The first step is to abolish the money monopoly and completely de-regulate the banking industry. This can be accomplished, first, by abolishing the legal tender laws through Ron Paul's Free Competition In Currency Act. There are general benefits to having competing currencies, as it halts price inflation and would force Congress to become fiscally responsible. But locally, it could also lead to the formation of voluntary credit unions with their own scrip, barter certificates, or various forms of commodity-backed money. The unemployed with bad credit could start working and putting food on the table again if he is part of such a community.

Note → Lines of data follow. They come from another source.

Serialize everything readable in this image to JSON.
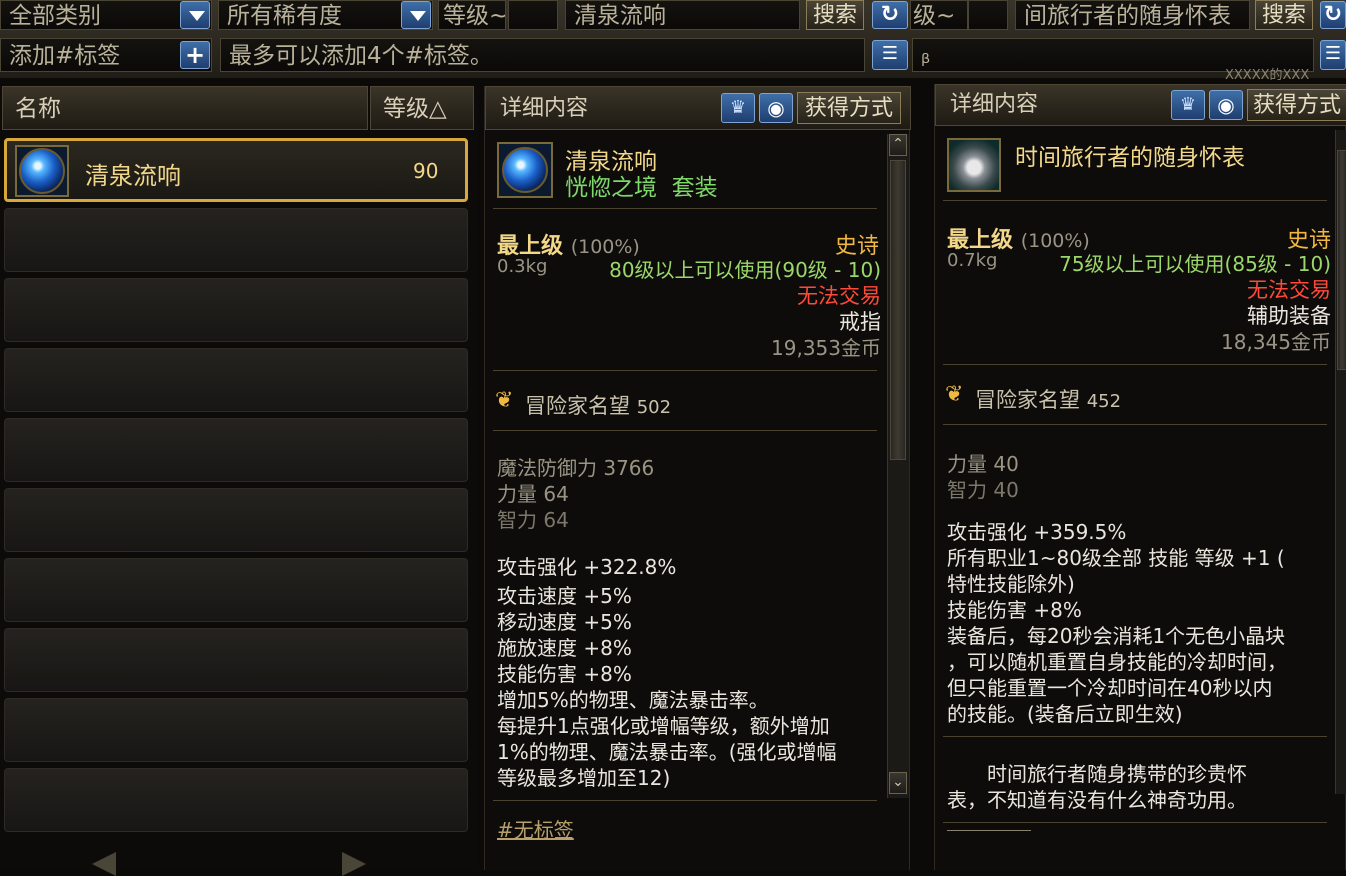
{
  "topbar": {
    "category": "全部类别",
    "rarity": "所有稀有度",
    "level_label": "等级",
    "level_tilde": "~",
    "search_value": "清泉流响",
    "search_button": "搜索",
    "right_level_label": "级",
    "right_level_tilde": "~",
    "right_search_value": "间旅行者的随身怀表",
    "right_search_button": "搜索",
    "tag_placeholder": "添加#标签",
    "tag_add": "+",
    "tag_hint": "最多可以添加4个#标签。",
    "watermark": "XXXXX的XXX"
  },
  "list": {
    "col_name": "名称",
    "col_level": "等级△",
    "items": [
      {
        "name": "清泉流响",
        "level": "90"
      }
    ]
  },
  "detail_left": {
    "header": "详细内容",
    "acquire": "获得方式",
    "item_name": "清泉流响",
    "set_name": "恍惚之境",
    "set_suffix": "套装",
    "grade": "最上级",
    "grade_pct": "(100%)",
    "rarity": "史诗",
    "weight": "0.3kg",
    "level_req": "80级以上可以使用(90级 - 10)",
    "trade": "无法交易",
    "slot": "戒指",
    "price": "19,353金币",
    "fame_label": "冒险家名望",
    "fame_value": "502",
    "stats": [
      "魔法防御力 3766",
      "力量 64",
      "智力 64"
    ],
    "effects": [
      "攻击强化 +322.8%",
      "攻击速度 +5%",
      "移动速度 +5%",
      "施放速度 +8%",
      "技能伤害 +8%",
      "增加5%的物理、魔法暴击率。",
      "每提升1点强化或增幅等级，额外增加",
      "1%的物理、魔法暴击率。(强化或增幅",
      "等级最多增加至12)"
    ],
    "tag": "#无标签"
  },
  "detail_right": {
    "header": "详细内容",
    "acquire": "获得方式",
    "item_name": "时间旅行者的随身怀表",
    "grade": "最上级",
    "grade_pct": "(100%)",
    "rarity": "史诗",
    "weight": "0.7kg",
    "level_req": "75级以上可以使用(85级 - 10)",
    "trade": "无法交易",
    "slot": "辅助装备",
    "price": "18,345金币",
    "fame_label": "冒险家名望",
    "fame_value": "452",
    "stats": [
      "力量 40",
      "智力 40"
    ],
    "effects": [
      "攻击强化 +359.5%",
      "所有职业1~80级全部 技能 等级 +1 (",
      "特性技能除外)",
      "技能伤害 +8%",
      "装备后，每20秒会消耗1个无色小晶块",
      "，可以随机重置自身技能的冷却时间，",
      "但只能重置一个冷却时间在40秒以内",
      "的技能。(装备后立即生效)"
    ],
    "flavor": [
      "时间旅行者随身携带的珍贵怀",
      "表，不知道有没有什么神奇功用。"
    ]
  },
  "icons": [
    "chevron-down-icon",
    "plus-icon",
    "refresh-icon",
    "list-icon",
    "compare-icon",
    "eye-icon",
    "scroll-up-icon",
    "scroll-down-icon",
    "page-left-icon",
    "page-right-icon",
    "fame-icon",
    "orb-icon",
    "pocket-watch-icon"
  ],
  "colors": {
    "rarity_epic": "#f0b840",
    "untradable": "#ff4a3a",
    "level_ok": "#7fd86a",
    "item_name": "#f3d88a",
    "selected_border": "#d8a83a"
  }
}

In turn, the national economy could develop all kinds of banks dealing in all kinds of currency - all of them anxious for customers. At the same time, the Federal Reserve will likely fold and the federal money would be issued by the Treasury, and will probably take the form of something reliable, safe, and valuable like precious metals. Assuming this will continue to be (though not forced to be) universally-accepted, and since gold can't inflate the way paper money can, consumers will have less need for credit because prices will fall instead of inflate.
The second step is to abolish all other taxes, and tax land values and natural resources only. Those who have exclusive rights to real estate, drilling, mining, airwaves, air routes, etc. pay rents and royalties to the state and federal governments according to their value. And unlike property taxes, only the value of the land or resource would be taxed, not improvements. An uncultivated field would pay the same tax as an adjacent cultivated field. The owner of a vacant lot in midtown Manhattan would pay the same as the owners of the surrounding buildings. (I discuss this in a 2007 piece "Reviving the Cities.")
Landowners, being the only ones paying taxes, would seek to maximize revenue. They would beg for employees, customers, and renters of any and all backgrounds. Sullivan, who is an activist in this area, says, "If land were taxed heavily on its value, and other taxes phased out, a landlord without a tenant would be under as much pressure as a tenant without a landlord. This would not only make it easier for people to find housing, but to start their own businesses and create more jobs."
The third step is to de-regulate everything. Allow people who can drive to start a taxi service. Allow medical school drop-outs to put some of their knowledge and skill to work if they wish. Fraud and negligence would still be punished in civil and criminal courts, but in this economy the consumers will drift to the best quality at the lowest price, and won't be beholden to or dependent on anybody.
In this society, could a landowner still discriminate? Sure. Just as he could own undeveloped land and pay the taxes on it at a loss. But the balance of power would change. The tenant could always find cheaper rent. The worker would always find a higher-paying job and would be free to start a business without permission or licensing. The need for "credit" would diminish and banks would become savings institutions rather than lending institutions. Growth would be based on investment, not on borrowing paper monopoly money. And consumers will have almost limitless options.
This would be true for white and black, male or female, gay or straight, members of mainstream religions or obscure cults, etc. By abolishing historically-created and government-backed privilege, we will discover that freedom and equality do not contradict each other. Rather, they reinforce each other.